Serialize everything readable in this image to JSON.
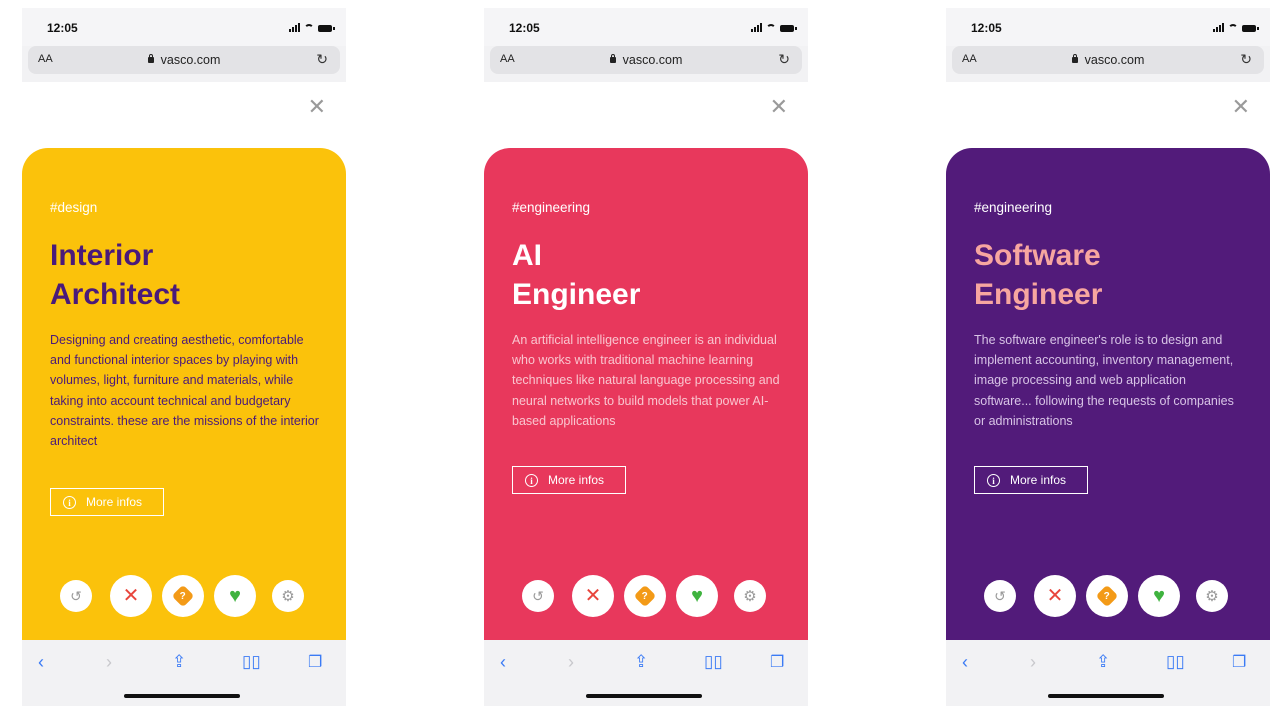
{
  "phones": [
    {
      "status_time": "12:05",
      "aa_label": "AA",
      "url": "vasco.com",
      "tag": "#design",
      "title_line1": "Interior",
      "title_line2": "Architect",
      "description": "Designing and creating aesthetic, comfortable and functional interior spaces by playing with volumes, light, furniture and materials, while taking into account technical and budgetary constraints. these are the missions of the interior architect",
      "more_label": "More infos",
      "colors": {
        "card": "#fbc20b",
        "tag": "#ffffff",
        "title": "#4a1a7a",
        "desc": "#4a1a7a",
        "more": "#ffffff"
      }
    },
    {
      "status_time": "12:05",
      "aa_label": "AA",
      "url": "vasco.com",
      "tag": "#engineering",
      "title_line1": "AI",
      "title_line2": "Engineer",
      "description": "An artificial intelligence engineer is an individual who works with traditional machine learning techniques like natural language processing and neural networks to build models that power AI-based applications",
      "more_label": "More infos",
      "colors": {
        "card": "#e8385c",
        "tag": "#ffffff",
        "title": "#ffffff",
        "desc": "#f9c5cf",
        "more": "#ffffff"
      }
    },
    {
      "status_time": "12:05",
      "aa_label": "AA",
      "url": "vasco.com",
      "tag": "#engineering",
      "title_line1": "Software",
      "title_line2": "Engineer",
      "description": "The software engineer's role is to design and implement accounting, inventory management, image processing and web application software... following the requests of companies or administrations",
      "more_label": "More infos",
      "colors": {
        "card": "#521b7a",
        "tag": "#ffffff",
        "title": "#f7a6a0",
        "desc": "#d8c4e6",
        "more": "#ffffff"
      }
    }
  ],
  "icons": {
    "close": "close-icon",
    "undo": "undo-icon",
    "dislike": "x-icon",
    "superlike": "star-icon",
    "like": "heart-icon",
    "settings": "gear-icon"
  }
}
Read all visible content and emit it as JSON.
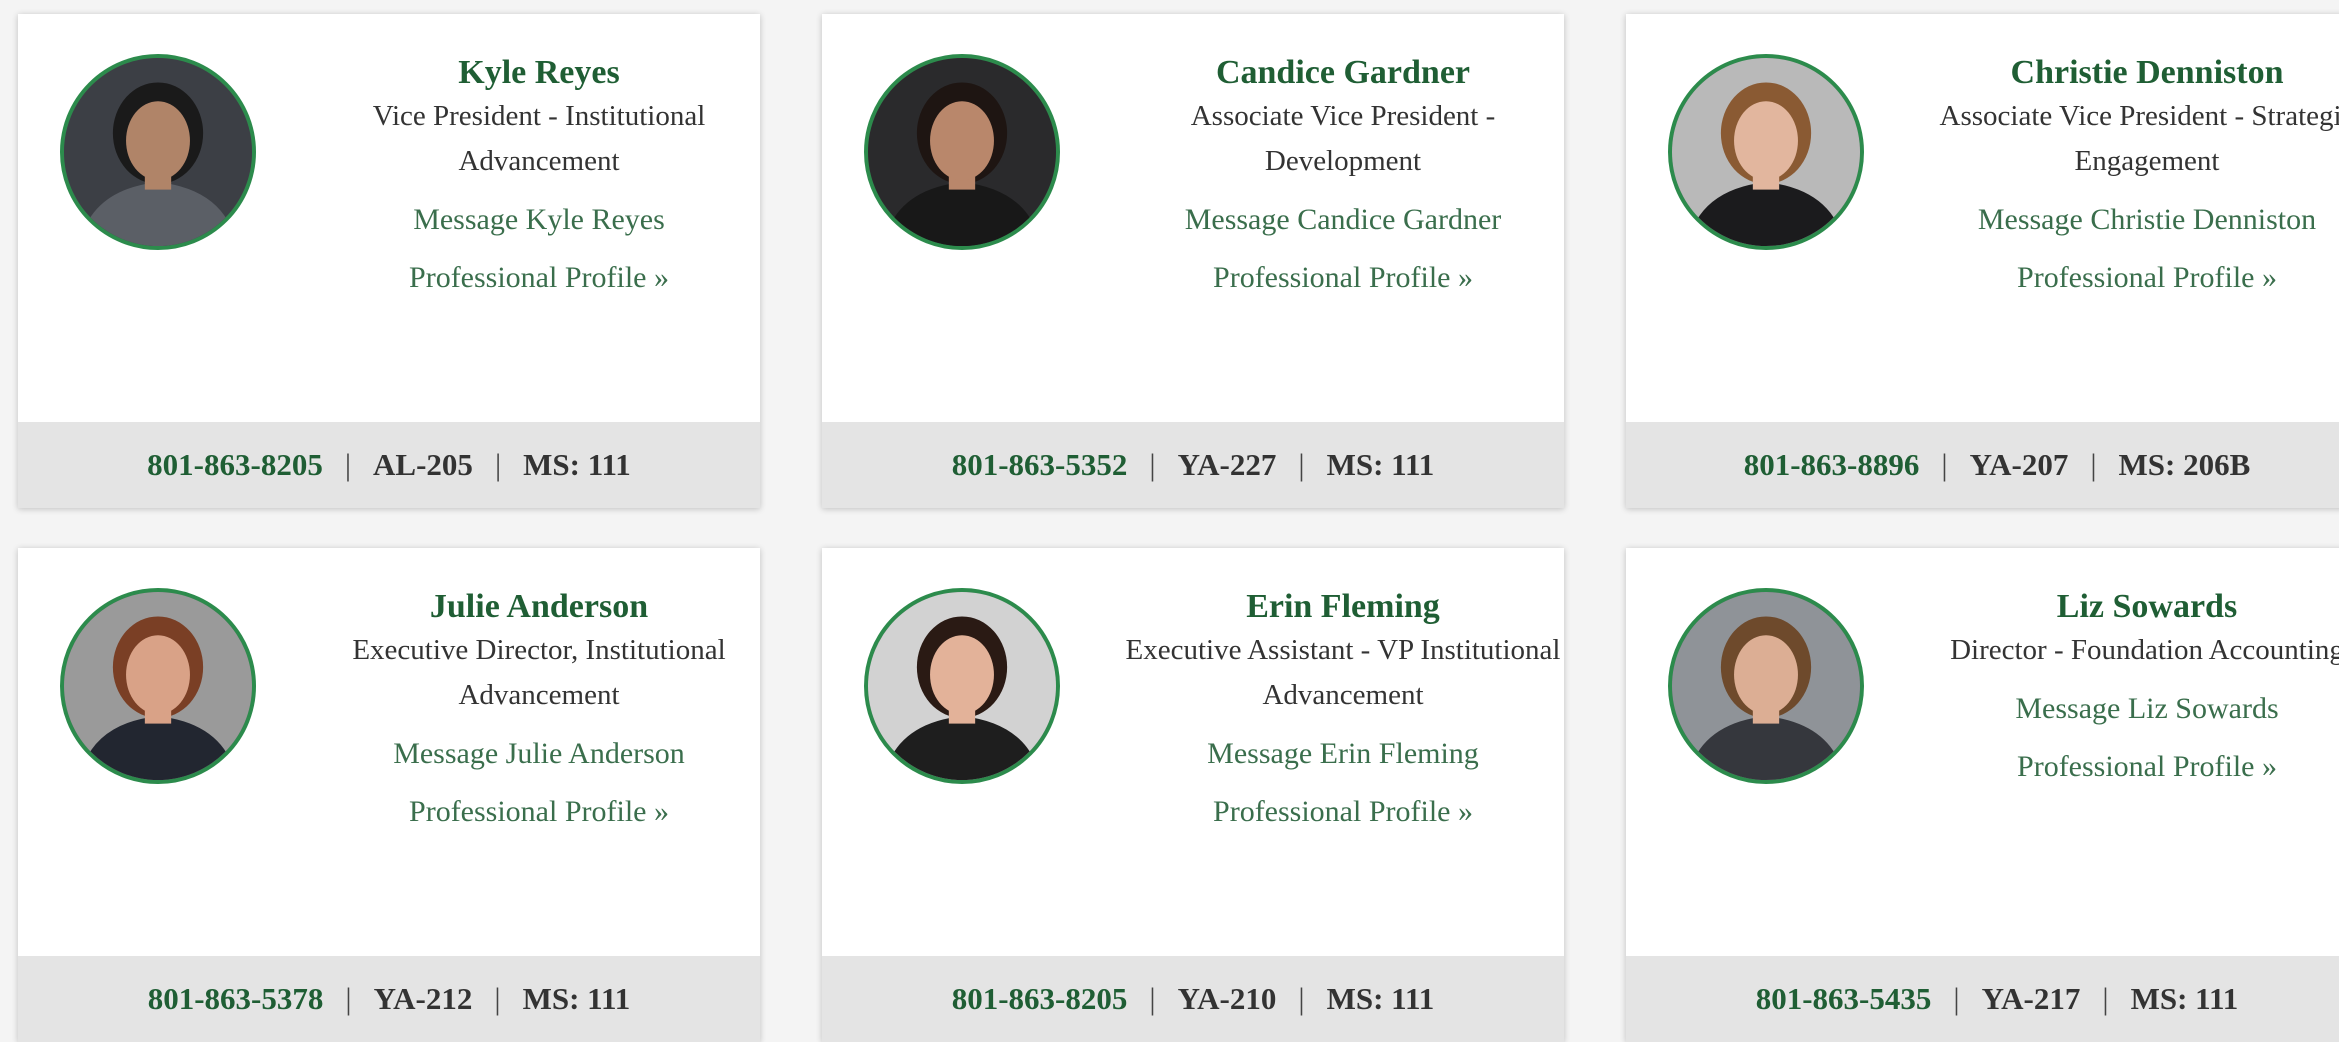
{
  "staff": [
    {
      "name": "Kyle Reyes",
      "title": "Vice President - Institutional Advancement",
      "message_label": "Message Kyle Reyes",
      "profile_label": "Professional Profile",
      "profile_chevron": "»",
      "phone": "801-863-8205",
      "room": "AL-205",
      "mailstop": "MS: 111",
      "photo_bg": "#3c3f45",
      "photo_skin": "#b08468",
      "photo_hair": "#1a1a1a",
      "photo_clothes": "#5b5f66"
    },
    {
      "name": "Candice Gardner",
      "title": "Associate Vice President - Development",
      "message_label": "Message Candice Gardner",
      "profile_label": "Professional Profile",
      "profile_chevron": "»",
      "phone": "801-863-5352",
      "room": "YA-227",
      "mailstop": "MS: 111",
      "photo_bg": "#2a2a2c",
      "photo_skin": "#b9876b",
      "photo_hair": "#1e1512",
      "photo_clothes": "#181818"
    },
    {
      "name": "Christie Denniston",
      "title": "Associate Vice President - Strategic Engagement",
      "message_label": "Message Christie Denniston",
      "profile_label": "Professional Profile",
      "profile_chevron": "»",
      "phone": "801-863-8896",
      "room": "YA-207",
      "mailstop": "MS: 206B",
      "photo_bg": "#b9b9b9",
      "photo_skin": "#e2b69e",
      "photo_hair": "#8a5a33",
      "photo_clothes": "#1b1b1d"
    },
    {
      "name": "Julie Anderson",
      "title": "Executive Director, Institutional Advancement",
      "message_label": "Message Julie Anderson",
      "profile_label": "Professional Profile",
      "profile_chevron": "»",
      "phone": "801-863-5378",
      "room": "YA-212",
      "mailstop": "MS: 111",
      "photo_bg": "#9a9a9a",
      "photo_skin": "#d9a287",
      "photo_hair": "#7a3f25",
      "photo_clothes": "#222630"
    },
    {
      "name": "Erin Fleming",
      "title": "Executive Assistant - VP Institutional Advancement",
      "message_label": "Message Erin Fleming",
      "profile_label": "Professional Profile",
      "profile_chevron": "»",
      "phone": "801-863-8205",
      "room": "YA-210",
      "mailstop": "MS: 111",
      "photo_bg": "#d2d2d2",
      "photo_skin": "#e3b299",
      "photo_hair": "#2a1a14",
      "photo_clothes": "#1e1e1e"
    },
    {
      "name": "Liz Sowards",
      "title": "Director - Foundation Accounting",
      "message_label": "Message Liz Sowards",
      "profile_label": "Professional Profile",
      "profile_chevron": "»",
      "phone": "801-863-5435",
      "room": "YA-217",
      "mailstop": "MS: 111",
      "photo_bg": "#8f9398",
      "photo_skin": "#dcae94",
      "photo_hair": "#6e4a2c",
      "photo_clothes": "#35373d"
    }
  ],
  "colors": {
    "name_green": "#1f5e34",
    "link_green": "#3a6e4c",
    "ring_green": "#2c8b4c",
    "footer_bg": "#e4e4e4"
  }
}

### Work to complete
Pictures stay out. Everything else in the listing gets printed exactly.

### Answer section
Serialize everything readable in this image to JSON.
{
  "phones": [
    {
      "status_time": "12:05",
      "aa_label": "AA",
      "url": "vasco.com",
      "tag": "#design",
      "title_line1": "Interior",
      "title_line2": "Architect",
      "description": "Designing and creating aesthetic, comfortable and functional interior spaces by playing with volumes, light, furniture and materials, while taking into account technical and budgetary constraints. these are the missions of the interior architect",
      "more_label": "More infos",
      "colors": {
        "card": "#fbc20b",
        "tag": "#ffffff",
        "title": "#4a1a7a",
        "desc": "#4a1a7a",
        "more": "#ffffff"
      }
    },
    {
      "status_time": "12:05",
      "aa_label": "AA",
      "url": "vasco.com",
      "tag": "#engineering",
      "title_line1": "AI",
      "title_line2": "Engineer",
      "description": "An artificial intelligence engineer is an individual who works with traditional machine learning techniques like natural language processing and neural networks to build models that power AI-based applications",
      "more_label": "More infos",
      "colors": {
        "card": "#e8385c",
        "tag": "#ffffff",
        "title": "#ffffff",
        "desc": "#f9c5cf",
        "more": "#ffffff"
      }
    },
    {
      "status_time": "12:05",
      "aa_label": "AA",
      "url": "vasco.com",
      "tag": "#engineering",
      "title_line1": "Software",
      "title_line2": "Engineer",
      "description": "The software engineer's role is to design and implement accounting, inventory management, image processing and web application software... following the requests of companies or administrations",
      "more_label": "More infos",
      "colors": {
        "card": "#521b7a",
        "tag": "#ffffff",
        "title": "#f7a6a0",
        "desc": "#d8c4e6",
        "more": "#ffffff"
      }
    }
  ],
  "icons": {
    "close": "close-icon",
    "undo": "undo-icon",
    "dislike": "x-icon",
    "superlike": "star-icon",
    "like": "heart-icon",
    "settings": "gear-icon"
  }
}
Read all visible content and emit it as JSON.
{
  "staff": [
    {
      "name": "Kyle Reyes",
      "title": "Vice President - Institutional Advancement",
      "message_label": "Message Kyle Reyes",
      "profile_label": "Professional Profile",
      "profile_chevron": "»",
      "phone": "801-863-8205",
      "room": "AL-205",
      "mailstop": "MS: 111",
      "photo_bg": "#3c3f45",
      "photo_skin": "#b08468",
      "photo_hair": "#1a1a1a",
      "photo_clothes": "#5b5f66"
    },
    {
      "name": "Candice Gardner",
      "title": "Associate Vice President - Development",
      "message_label": "Message Candice Gardner",
      "profile_label": "Professional Profile",
      "profile_chevron": "»",
      "phone": "801-863-5352",
      "room": "YA-227",
      "mailstop": "MS: 111",
      "photo_bg": "#2a2a2c",
      "photo_skin": "#b9876b",
      "photo_hair": "#1e1512",
      "photo_clothes": "#181818"
    },
    {
      "name": "Christie Denniston",
      "title": "Associate Vice President - Strategic Engagement",
      "message_label": "Message Christie Denniston",
      "profile_label": "Professional Profile",
      "profile_chevron": "»",
      "phone": "801-863-8896",
      "room": "YA-207",
      "mailstop": "MS: 206B",
      "photo_bg": "#b9b9b9",
      "photo_skin": "#e2b69e",
      "photo_hair": "#8a5a33",
      "photo_clothes": "#1b1b1d"
    },
    {
      "name": "Julie Anderson",
      "title": "Executive Director, Institutional Advancement",
      "message_label": "Message Julie Anderson",
      "profile_label": "Professional Profile",
      "profile_chevron": "»",
      "phone": "801-863-5378",
      "room": "YA-212",
      "mailstop": "MS: 111",
      "photo_bg": "#9a9a9a",
      "photo_skin": "#d9a287",
      "photo_hair": "#7a3f25",
      "photo_clothes": "#222630"
    },
    {
      "name": "Erin Fleming",
      "title": "Executive Assistant - VP Institutional Advancement",
      "message_label": "Message Erin Fleming",
      "profile_label": "Professional Profile",
      "profile_chevron": "»",
      "phone": "801-863-8205",
      "room": "YA-210",
      "mailstop": "MS: 111",
      "photo_bg": "#d2d2d2",
      "photo_skin": "#e3b299",
      "photo_hair": "#2a1a14",
      "photo_clothes": "#1e1e1e"
    },
    {
      "name": "Liz Sowards",
      "title": "Director - Foundation Accounting",
      "message_label": "Message Liz Sowards",
      "profile_label": "Professional Profile",
      "profile_chevron": "»",
      "phone": "801-863-5435",
      "room": "YA-217",
      "mailstop": "MS: 111",
      "photo_bg": "#8f9398",
      "photo_skin": "#dcae94",
      "photo_hair": "#6e4a2c",
      "photo_clothes": "#35373d"
    }
  ],
  "colors": {
    "name_green": "#1f5e34",
    "link_green": "#3a6e4c",
    "ring_green": "#2c8b4c",
    "footer_bg": "#e4e4e4"
  }
}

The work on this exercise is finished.